Montmartre and the Belle EpochPedestrian, 5 km, 1 day
Montmartre, the village where Renoir painted and Suzanne Valadon, Utrillo and Picasso became the archetypes of picture postcard Paris... The charm lives on to this day, despite the number of tourists! Our tour will allow you to capture the beauty of Montmartre and its quiet corners where you can dream!Customise this route and add it to My travel book
After the catastrophe of 1870, a number of Catholics vowed to build a church consecrated to the Heart of Christ on the hill of Montmartre. Abadie was inspired by Saint-Front cathedral in Périgueux in drawing up the Romano-Byzantine plans of the basilica. Work began in 1876 and was completed in 1914, after a national subscription. From the dome, there is a view down into the interior of the church, but above, the view from the external gallery over a radius of 30 km is quite exceptional!
This 12C church, a relic of the great abbey of Montmartre, is one of the oldest churches in Paris. Built on the site of a Merovingian sanctuary, the church was altered in the 15th and 18th Centuries. In the interior, notice the architectural elements of Roman inspiration and the works by the sculptor Gismondi (1980), as well as the stained glass windows by Max Ingrand .
This old village square, lined by little houses and planted with trees has conserved its rural air. At least, in the morning before it becomes a centre of tourism on the hill, with cosmopolitan crowds whom numerous artists offer charcoal portraits. At n° 21, the headquarters of the Commune libre of Montmartre.
Sculptures, lithographs and dry point etchings by Salvador Dali (1904-1989).
Numerous artists stayed at number 12: Renoir, Friesz, Dufy, Émile Bernard, Suzanne Valadon and her son Utrillo.

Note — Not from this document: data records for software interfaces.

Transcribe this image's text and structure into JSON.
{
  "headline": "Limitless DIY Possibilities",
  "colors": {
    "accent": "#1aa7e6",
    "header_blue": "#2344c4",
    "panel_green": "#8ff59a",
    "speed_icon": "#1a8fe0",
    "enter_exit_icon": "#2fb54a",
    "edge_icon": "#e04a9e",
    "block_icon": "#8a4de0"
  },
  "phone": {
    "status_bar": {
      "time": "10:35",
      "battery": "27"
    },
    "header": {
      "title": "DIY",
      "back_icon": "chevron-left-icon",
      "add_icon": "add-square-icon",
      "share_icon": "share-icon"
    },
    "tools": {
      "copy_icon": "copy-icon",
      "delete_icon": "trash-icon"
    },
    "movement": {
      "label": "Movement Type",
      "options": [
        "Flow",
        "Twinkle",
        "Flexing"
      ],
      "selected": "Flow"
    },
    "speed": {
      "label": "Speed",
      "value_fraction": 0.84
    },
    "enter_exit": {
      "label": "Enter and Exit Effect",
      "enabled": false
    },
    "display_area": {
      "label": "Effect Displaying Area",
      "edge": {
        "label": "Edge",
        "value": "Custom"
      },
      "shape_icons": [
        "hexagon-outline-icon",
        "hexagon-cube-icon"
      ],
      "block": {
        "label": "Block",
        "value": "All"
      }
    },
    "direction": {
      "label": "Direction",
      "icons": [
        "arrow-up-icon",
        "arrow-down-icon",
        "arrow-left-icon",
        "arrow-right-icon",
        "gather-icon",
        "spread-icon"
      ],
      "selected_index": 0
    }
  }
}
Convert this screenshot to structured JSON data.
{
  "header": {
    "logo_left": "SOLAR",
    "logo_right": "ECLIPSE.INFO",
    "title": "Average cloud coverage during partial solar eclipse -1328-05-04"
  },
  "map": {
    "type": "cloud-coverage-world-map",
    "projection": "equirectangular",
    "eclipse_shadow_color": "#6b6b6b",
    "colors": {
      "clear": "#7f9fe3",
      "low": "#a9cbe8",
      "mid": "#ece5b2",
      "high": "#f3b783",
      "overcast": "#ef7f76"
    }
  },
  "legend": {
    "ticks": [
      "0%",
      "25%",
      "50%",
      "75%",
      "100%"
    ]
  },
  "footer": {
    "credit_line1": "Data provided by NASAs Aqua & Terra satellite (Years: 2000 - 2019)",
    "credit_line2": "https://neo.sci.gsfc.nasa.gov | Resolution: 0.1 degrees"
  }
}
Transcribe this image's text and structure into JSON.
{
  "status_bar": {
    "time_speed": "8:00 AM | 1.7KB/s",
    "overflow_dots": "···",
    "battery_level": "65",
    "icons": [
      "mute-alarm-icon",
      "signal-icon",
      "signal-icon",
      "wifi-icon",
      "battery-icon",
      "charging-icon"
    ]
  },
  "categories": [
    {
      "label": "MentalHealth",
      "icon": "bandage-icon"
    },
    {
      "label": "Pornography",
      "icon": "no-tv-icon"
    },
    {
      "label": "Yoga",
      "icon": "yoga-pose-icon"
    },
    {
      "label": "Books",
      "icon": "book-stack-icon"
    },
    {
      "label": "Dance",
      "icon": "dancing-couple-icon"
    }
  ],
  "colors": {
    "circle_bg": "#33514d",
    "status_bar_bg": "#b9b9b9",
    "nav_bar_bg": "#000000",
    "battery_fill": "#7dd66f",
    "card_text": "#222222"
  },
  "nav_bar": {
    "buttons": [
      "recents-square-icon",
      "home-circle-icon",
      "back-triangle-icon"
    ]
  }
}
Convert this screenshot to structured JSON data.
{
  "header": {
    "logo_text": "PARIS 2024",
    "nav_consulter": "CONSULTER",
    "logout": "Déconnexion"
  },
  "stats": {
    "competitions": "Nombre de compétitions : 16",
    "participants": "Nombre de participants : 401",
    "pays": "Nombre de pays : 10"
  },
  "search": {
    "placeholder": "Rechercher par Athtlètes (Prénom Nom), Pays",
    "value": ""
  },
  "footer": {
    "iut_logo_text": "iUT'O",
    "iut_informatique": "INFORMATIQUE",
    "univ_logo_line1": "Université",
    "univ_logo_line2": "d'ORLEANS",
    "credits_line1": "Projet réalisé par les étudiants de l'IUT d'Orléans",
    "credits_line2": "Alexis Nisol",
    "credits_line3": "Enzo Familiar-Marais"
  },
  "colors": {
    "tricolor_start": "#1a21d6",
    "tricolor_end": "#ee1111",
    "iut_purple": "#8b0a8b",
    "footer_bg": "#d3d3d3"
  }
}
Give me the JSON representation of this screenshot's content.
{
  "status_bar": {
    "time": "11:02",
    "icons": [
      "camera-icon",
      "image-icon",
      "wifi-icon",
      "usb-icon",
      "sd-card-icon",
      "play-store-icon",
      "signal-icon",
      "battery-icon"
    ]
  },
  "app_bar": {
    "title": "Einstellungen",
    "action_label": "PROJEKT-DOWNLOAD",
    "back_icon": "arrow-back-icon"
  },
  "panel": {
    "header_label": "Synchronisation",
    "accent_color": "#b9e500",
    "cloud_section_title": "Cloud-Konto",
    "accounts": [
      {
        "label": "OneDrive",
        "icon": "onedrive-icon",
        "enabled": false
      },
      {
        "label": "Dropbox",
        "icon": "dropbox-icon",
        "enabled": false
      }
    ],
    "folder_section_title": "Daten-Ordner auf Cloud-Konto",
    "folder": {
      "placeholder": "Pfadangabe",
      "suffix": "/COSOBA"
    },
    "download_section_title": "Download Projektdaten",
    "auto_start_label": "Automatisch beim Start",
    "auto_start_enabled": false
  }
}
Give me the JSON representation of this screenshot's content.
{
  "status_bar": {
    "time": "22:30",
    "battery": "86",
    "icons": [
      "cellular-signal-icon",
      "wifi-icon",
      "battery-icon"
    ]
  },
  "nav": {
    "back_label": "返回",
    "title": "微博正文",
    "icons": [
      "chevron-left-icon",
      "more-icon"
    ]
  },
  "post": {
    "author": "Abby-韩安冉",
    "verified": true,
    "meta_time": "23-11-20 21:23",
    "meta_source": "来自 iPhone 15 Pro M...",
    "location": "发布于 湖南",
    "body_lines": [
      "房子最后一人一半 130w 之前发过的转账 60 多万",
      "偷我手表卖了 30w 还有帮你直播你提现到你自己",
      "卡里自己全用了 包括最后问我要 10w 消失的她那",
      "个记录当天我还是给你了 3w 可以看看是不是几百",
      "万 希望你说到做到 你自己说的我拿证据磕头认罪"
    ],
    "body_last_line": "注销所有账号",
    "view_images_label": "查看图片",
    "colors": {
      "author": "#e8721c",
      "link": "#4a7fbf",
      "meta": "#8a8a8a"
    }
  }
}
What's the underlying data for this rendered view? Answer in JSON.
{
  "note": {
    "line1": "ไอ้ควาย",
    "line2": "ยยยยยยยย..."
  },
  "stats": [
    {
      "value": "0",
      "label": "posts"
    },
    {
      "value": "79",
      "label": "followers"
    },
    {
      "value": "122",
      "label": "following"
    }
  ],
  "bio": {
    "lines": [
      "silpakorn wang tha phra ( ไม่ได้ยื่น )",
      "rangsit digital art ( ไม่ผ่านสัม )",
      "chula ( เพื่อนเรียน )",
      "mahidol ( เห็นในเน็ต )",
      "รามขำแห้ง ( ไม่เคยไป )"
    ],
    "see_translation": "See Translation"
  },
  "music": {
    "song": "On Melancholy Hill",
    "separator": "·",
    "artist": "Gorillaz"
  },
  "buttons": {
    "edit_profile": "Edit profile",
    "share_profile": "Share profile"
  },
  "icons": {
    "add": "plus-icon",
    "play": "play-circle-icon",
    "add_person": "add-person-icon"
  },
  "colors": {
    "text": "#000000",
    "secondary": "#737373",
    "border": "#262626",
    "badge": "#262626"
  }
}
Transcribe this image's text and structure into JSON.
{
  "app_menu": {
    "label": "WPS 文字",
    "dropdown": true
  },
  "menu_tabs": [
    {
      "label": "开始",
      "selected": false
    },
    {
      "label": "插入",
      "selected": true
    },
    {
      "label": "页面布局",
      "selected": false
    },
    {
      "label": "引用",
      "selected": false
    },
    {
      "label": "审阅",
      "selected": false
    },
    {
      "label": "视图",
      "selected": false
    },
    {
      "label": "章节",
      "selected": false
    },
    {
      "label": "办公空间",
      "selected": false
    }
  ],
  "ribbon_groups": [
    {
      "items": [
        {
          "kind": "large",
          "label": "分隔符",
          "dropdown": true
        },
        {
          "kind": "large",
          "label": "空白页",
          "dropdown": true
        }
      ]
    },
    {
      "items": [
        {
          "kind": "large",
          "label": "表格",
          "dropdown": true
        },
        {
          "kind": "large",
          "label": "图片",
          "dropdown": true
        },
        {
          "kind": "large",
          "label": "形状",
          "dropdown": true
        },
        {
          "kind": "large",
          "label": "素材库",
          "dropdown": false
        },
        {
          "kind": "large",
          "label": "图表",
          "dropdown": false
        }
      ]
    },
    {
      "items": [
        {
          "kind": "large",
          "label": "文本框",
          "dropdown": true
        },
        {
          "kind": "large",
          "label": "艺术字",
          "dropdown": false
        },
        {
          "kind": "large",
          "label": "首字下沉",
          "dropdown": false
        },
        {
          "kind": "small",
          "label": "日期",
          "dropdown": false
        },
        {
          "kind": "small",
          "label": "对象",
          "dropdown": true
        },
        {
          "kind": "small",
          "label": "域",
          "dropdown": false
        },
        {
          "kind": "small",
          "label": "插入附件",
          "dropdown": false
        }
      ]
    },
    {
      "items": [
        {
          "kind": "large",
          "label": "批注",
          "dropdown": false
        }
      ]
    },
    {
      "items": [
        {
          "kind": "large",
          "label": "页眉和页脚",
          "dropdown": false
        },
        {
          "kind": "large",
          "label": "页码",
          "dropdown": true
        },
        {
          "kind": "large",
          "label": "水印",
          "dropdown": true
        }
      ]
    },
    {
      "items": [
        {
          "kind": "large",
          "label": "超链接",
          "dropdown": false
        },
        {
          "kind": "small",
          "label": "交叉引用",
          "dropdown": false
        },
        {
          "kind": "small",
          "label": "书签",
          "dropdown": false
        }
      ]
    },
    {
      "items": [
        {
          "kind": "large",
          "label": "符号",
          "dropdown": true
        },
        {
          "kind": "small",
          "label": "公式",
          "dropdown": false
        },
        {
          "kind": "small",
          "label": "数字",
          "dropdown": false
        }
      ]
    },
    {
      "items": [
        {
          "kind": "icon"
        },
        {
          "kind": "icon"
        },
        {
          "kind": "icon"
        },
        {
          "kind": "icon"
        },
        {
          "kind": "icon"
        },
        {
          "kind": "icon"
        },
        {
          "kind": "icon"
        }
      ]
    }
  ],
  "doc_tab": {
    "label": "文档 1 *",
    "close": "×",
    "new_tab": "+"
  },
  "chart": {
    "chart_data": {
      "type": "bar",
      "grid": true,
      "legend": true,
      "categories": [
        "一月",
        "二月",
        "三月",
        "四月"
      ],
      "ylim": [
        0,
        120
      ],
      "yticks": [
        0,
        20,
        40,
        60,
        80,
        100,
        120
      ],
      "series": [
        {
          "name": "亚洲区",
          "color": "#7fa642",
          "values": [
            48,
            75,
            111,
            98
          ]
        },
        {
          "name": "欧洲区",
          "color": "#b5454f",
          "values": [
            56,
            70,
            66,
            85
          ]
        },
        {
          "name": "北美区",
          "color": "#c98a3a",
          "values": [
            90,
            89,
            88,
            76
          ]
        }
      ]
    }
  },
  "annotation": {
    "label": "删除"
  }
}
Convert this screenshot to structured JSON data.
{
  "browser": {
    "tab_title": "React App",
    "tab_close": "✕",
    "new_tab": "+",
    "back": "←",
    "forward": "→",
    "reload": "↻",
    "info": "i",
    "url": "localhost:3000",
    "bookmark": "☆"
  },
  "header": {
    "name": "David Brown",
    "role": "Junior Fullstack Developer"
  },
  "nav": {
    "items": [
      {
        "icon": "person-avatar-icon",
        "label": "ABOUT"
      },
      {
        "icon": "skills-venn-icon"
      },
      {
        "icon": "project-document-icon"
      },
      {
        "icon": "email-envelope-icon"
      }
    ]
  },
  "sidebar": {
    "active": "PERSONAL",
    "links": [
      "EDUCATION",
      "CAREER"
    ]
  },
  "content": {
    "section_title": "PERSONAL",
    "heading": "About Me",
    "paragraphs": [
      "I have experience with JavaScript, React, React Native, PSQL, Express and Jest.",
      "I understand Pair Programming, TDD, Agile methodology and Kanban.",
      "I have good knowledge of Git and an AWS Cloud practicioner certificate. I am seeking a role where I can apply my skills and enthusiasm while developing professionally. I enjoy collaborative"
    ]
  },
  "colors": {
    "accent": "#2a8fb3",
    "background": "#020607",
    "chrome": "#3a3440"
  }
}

The poet Pierre Reverdy (1889-1960) lived there before retiring to the Abbey of Solesmes.
This peaceful thoroughfare was opened in 1910 on the famous «maquis» of Montmartre, a piece of waste ground of ill repute where the windmills turned. Studios and pavilions are here today such as the Hameau des Artistes or the Villa Léandre (n° 25). A sculpture by Jean Marais evokes the author of Passe-muraille on the Place Marcel-Aymé.
This is the living heart of the village of Montmartre. Here you can see the Church of Saint-Jean-de-Montmartre, Place Jehan-Rictus which has replaced the town hall of the 18th Arrondissement, where Verlaine was married, before Clemenceau became the Mayor. And, in the centre of the square, the métro station is one of only two in Paris to have kept its original marquise by Hector Guimard.
The famous Boule Noire dance hall (created in 1822), the Chat Noir cabaret (1881) by Rodolphe Salis, about which Aristide Bruant «looked for fortune», the Élysée-Montmartre dance hall (whose façade can still be seen at no. 72) have disappeared. However La Cigale, at n° 120, perpetuates the tradition with its rock and variety concerts.
A shady little square housing the old Montmartre theatre (1822), which became the théâtre de l'Atelier when Charles Dullin (1885-1949) came here in 1922. This innovative actor and producer had a lasting influence on the French scene and in particular the producers of the following generation such as Jean Vilar and Jean-Louis Barrault.